▶ _What is needed_
Below is a listing. Copy each line of it that holds the word "percent".

▶ _Data records_
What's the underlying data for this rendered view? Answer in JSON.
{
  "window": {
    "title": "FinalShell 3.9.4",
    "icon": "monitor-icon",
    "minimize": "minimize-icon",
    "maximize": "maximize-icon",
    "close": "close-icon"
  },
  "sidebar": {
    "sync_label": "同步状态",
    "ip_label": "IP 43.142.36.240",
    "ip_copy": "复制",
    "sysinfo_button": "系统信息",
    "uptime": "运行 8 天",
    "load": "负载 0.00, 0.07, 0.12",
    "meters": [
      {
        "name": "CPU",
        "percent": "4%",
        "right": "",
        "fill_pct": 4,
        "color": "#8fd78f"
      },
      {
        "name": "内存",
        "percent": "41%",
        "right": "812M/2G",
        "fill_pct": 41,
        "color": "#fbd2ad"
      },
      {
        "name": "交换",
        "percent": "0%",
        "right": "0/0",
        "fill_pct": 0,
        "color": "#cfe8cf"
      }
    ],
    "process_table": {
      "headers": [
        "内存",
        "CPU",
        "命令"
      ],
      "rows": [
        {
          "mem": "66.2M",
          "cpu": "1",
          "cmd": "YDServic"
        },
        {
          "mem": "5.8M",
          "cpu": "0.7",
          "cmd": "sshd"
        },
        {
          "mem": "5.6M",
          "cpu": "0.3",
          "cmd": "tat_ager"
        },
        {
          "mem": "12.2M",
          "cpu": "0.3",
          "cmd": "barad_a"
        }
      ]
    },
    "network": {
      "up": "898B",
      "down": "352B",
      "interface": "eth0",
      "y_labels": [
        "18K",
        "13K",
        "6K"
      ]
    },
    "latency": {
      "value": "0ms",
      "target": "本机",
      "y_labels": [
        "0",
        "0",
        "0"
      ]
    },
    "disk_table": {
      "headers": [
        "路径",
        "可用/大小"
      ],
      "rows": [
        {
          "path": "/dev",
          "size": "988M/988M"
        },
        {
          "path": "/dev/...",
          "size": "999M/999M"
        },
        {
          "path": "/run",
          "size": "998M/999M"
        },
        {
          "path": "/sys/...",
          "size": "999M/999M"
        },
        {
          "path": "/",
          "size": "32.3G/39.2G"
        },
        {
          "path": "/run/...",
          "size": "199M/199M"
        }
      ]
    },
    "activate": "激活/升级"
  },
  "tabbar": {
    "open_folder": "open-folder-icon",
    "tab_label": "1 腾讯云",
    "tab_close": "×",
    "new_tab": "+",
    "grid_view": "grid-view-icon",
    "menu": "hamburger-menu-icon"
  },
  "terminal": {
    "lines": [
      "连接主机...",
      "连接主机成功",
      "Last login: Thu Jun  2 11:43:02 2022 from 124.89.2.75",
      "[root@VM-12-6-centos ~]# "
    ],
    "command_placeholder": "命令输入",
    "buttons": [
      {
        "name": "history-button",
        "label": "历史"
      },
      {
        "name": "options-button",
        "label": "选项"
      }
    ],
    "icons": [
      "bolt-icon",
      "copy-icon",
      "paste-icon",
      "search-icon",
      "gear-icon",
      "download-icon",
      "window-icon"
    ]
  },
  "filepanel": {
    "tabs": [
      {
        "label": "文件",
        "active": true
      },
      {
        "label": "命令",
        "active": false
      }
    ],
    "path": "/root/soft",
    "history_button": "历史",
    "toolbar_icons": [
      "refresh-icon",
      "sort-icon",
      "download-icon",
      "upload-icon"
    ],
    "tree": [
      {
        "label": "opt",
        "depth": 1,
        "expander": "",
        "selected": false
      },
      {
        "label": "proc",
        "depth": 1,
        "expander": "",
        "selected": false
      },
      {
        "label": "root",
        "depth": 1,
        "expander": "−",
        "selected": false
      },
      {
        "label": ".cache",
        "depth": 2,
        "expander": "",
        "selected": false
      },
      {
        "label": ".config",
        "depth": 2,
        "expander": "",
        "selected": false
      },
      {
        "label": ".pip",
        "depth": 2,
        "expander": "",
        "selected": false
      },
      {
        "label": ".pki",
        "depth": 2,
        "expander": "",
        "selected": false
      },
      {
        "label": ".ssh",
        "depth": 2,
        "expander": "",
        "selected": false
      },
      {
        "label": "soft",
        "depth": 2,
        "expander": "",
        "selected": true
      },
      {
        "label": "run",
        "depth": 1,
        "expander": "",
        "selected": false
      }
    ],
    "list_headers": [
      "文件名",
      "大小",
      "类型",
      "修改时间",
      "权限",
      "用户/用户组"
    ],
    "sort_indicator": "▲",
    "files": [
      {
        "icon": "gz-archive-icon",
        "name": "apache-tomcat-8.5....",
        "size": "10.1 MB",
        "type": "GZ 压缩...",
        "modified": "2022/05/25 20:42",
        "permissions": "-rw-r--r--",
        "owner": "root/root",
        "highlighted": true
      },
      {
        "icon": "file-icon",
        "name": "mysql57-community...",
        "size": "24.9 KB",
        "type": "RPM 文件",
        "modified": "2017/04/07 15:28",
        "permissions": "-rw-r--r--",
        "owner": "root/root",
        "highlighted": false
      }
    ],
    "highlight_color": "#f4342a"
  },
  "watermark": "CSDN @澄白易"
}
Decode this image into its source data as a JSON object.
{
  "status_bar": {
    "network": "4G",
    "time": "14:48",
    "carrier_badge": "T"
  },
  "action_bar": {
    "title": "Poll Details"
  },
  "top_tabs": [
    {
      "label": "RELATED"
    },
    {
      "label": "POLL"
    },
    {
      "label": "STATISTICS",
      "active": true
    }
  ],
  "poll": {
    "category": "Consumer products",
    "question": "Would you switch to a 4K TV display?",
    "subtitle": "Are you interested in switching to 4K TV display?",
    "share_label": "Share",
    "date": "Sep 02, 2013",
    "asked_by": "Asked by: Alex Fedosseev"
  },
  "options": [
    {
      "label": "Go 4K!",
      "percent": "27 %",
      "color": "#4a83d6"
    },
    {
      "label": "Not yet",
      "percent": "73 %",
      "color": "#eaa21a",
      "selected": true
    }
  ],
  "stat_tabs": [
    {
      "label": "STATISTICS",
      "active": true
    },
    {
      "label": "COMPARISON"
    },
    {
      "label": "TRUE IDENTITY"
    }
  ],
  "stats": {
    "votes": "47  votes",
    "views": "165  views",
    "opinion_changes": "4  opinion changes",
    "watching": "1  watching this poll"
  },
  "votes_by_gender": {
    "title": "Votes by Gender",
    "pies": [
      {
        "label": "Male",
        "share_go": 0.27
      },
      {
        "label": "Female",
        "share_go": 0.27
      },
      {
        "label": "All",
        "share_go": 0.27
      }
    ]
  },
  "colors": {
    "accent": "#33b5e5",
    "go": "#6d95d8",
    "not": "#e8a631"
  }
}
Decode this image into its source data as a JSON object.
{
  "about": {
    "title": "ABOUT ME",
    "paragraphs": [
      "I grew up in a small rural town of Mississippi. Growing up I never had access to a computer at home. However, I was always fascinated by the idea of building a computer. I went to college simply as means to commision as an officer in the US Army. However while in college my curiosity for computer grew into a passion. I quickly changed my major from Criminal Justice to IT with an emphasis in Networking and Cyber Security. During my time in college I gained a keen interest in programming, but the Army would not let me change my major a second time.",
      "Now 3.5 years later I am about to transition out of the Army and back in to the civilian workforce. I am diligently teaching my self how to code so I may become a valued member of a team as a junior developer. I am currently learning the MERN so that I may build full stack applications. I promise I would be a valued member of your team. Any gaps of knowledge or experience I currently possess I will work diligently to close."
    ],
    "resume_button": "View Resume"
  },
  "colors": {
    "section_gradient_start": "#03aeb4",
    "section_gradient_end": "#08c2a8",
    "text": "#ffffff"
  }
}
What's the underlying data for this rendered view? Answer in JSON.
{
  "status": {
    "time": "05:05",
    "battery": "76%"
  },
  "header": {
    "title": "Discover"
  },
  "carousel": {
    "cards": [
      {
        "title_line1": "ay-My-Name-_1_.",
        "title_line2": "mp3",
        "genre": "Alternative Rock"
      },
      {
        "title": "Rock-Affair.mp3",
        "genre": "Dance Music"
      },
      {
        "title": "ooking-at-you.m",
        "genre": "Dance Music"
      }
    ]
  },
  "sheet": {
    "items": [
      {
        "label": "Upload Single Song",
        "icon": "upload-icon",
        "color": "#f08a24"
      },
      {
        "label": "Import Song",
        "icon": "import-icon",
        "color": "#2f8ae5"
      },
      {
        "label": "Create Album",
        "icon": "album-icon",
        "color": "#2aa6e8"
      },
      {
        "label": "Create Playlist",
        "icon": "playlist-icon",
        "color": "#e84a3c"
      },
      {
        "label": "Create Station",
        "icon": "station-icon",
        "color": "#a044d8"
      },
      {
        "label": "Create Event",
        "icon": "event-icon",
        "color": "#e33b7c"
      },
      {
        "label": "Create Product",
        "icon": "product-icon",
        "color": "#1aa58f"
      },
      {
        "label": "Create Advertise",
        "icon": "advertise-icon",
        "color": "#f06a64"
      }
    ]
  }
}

▶ _Response to the task_
        "percent": "4%",
        "percent": "41%",
        "percent": "0%",
      "percent": "27 %",
      "percent": "73 %",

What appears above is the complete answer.